My client’s name is Pete, a thirty year old, white male. He has been struggling with depression since he was fourteen, and after his parent’s divorce at sixteen, he began abusing prescription pills. By the time he was twenty, he had graduated to heroin, and cocaine. At twenty-three he overdosed on a speedball, and after recovering at the hospital, he entered a rehabilitation clinic. Over the next five years, Pete has been in and out of the rehab. He has relapsed four times, but continues to seek a clean life. He has not used in the last eight months, and as his year mark creeps up, he feels that he will fail again. Lately his depression has worsened, and he has gotten into the habit of self-harming (burning or pinching himself) when he becomes triggered.
In this case, Pete has been struggling with his mental illness and substance abuse for a long time. Using techniques to curb his severe depression, and self-harm like Cognitive-Behavioral Therapy (CBT) will do wonders on his self-esteem, and identity. Tackling his substance abuse with weekly group meetings, and other positive, and supportive outlets will help him keep on the track to sobriety. Having trained staff, like a psychiatrist, or nurse practitioner can also help Pete, but this avenue will have to be monitored closely, if not avoided due to his past (McKee, Harris, & Cormier, 2013).
McKee, S., Harris, G., & Cormier, C. (2013). Implementing Residential Integrated Treatment for Co-occurring Disorders. Journal of Dual Diagnosis, 9(3), 249–259. https://doi-org.ezp.waldenulibrary.org/10.1080/15504263.2013.807073
Moore, K., Young, M. S., Barrett, B., & Ochshorn, E. (2009). A 12-Month Follow-Up Evaluation of Integrated Treatment for Homeless Individuals With Co-Occurring Disorders. Journal of Social Service Research, 35(4), 322–335. https://doi-org.ezp.waldenulibrary.org/10.1080/01488370903110829
Van Wormer, K., & Davis, D. R. (2018). Addiction treatment: A strengths perspective (4th ed.). Boston, MA: Cengage.
2. Classmate (C. Ree)
Main Discussion Post

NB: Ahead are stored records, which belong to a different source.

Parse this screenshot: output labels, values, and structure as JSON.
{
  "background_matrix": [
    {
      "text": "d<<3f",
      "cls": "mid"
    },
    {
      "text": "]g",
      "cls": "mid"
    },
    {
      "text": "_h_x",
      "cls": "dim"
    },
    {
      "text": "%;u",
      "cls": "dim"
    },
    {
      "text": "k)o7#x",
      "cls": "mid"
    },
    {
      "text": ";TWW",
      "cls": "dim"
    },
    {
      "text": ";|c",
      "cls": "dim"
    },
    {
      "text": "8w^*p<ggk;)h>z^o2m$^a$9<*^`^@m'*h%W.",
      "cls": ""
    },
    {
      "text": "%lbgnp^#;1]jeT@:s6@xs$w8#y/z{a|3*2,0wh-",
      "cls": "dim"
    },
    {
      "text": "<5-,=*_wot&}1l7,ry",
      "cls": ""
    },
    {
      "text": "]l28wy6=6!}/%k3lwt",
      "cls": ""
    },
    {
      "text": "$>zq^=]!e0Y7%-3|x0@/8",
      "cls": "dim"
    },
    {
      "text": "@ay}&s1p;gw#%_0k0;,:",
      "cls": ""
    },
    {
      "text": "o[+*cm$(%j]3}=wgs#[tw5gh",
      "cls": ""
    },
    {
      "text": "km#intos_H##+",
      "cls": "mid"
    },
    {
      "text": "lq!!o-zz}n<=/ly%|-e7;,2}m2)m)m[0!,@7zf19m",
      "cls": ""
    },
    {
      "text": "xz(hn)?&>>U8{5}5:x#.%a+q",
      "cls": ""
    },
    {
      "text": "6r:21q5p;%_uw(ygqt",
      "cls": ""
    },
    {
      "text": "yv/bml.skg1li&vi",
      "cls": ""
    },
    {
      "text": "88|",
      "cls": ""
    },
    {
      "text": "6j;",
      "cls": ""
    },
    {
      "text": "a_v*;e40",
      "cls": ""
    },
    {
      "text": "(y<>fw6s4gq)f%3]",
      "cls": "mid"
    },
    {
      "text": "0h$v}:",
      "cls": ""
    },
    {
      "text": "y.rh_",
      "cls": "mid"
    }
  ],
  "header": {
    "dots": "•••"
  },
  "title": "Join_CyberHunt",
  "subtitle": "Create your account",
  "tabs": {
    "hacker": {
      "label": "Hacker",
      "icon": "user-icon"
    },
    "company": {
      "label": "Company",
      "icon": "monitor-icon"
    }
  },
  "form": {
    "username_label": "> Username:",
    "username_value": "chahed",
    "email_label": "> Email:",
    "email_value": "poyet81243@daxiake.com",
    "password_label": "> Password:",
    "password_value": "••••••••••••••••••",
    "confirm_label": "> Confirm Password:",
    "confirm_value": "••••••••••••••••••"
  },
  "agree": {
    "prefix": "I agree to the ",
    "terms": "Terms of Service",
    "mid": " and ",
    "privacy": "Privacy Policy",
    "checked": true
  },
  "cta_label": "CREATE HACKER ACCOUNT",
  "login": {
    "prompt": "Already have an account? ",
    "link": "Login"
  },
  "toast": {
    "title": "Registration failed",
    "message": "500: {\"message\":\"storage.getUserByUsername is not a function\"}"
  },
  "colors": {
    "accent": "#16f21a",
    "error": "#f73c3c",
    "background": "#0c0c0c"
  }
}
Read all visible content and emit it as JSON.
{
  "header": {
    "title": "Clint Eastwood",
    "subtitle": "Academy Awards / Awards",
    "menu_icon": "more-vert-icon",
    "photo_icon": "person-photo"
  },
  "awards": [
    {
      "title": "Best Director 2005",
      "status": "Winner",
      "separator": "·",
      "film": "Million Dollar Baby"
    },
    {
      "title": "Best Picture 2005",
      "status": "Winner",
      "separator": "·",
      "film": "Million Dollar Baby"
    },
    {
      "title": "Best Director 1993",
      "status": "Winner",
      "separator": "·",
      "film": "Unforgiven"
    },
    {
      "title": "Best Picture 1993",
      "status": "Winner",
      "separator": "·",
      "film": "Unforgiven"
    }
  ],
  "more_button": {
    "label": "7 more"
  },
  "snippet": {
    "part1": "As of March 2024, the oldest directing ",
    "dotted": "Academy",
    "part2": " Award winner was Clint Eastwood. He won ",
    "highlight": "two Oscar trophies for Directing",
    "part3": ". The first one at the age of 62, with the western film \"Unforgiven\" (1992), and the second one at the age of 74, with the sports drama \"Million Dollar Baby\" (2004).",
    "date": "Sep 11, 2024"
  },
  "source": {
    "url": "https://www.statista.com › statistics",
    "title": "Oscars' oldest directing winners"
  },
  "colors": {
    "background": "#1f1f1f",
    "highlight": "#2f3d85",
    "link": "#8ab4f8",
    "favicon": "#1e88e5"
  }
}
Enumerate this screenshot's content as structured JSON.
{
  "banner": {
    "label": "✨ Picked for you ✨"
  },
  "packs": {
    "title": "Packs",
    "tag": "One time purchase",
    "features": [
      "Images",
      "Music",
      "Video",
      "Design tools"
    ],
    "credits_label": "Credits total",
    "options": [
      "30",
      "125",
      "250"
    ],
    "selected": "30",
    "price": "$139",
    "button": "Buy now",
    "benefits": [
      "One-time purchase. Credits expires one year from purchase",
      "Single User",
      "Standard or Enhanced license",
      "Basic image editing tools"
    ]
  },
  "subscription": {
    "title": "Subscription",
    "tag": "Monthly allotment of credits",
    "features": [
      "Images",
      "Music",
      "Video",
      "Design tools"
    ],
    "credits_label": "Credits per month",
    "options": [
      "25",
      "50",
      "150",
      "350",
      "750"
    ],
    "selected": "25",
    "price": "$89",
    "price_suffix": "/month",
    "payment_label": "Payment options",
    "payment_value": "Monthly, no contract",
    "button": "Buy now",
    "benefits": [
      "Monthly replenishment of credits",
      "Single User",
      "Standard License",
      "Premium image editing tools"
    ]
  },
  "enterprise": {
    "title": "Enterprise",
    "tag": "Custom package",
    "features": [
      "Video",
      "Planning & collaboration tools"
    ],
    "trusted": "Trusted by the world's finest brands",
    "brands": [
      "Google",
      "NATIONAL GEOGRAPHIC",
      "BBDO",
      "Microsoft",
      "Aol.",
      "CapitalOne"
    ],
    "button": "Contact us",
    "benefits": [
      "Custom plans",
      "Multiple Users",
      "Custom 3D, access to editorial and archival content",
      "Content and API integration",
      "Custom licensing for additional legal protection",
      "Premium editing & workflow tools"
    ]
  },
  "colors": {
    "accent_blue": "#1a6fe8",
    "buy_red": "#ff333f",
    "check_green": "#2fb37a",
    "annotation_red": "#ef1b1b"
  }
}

Co-occurring disorders are the presence of both a mental health and concurrent substance use illness. Examples of co-occurring disorders include a person who is both an alcoholic and dealing with depression, or an individual who is addicted to illicit drugs and also struggles with post-traumatic stress disorder. The handling of mental illness and substance use is known as integrated treatment. Integrated treatment provides simultaneous treatment for the mental illness and the substance use disorder (Van Wormer & Davis, 2018). Van Wormer and Davis continue to discuss the strengths and weaknesses of integrated treatment. Stating that integrated treatments include more stable remission rates (10-20%), better housing, decreased shame, and learning and insight. Whereas the weaknesses include small studies, heterogeneous samples, short follow up periods and unclear description of treatment components. Successful implementation requires vigorous on-site leadership, managing of staff turnover, and technical, financial, and political support from the greater administrative environment (Torrey, Tepper, & Greenwold, 2011).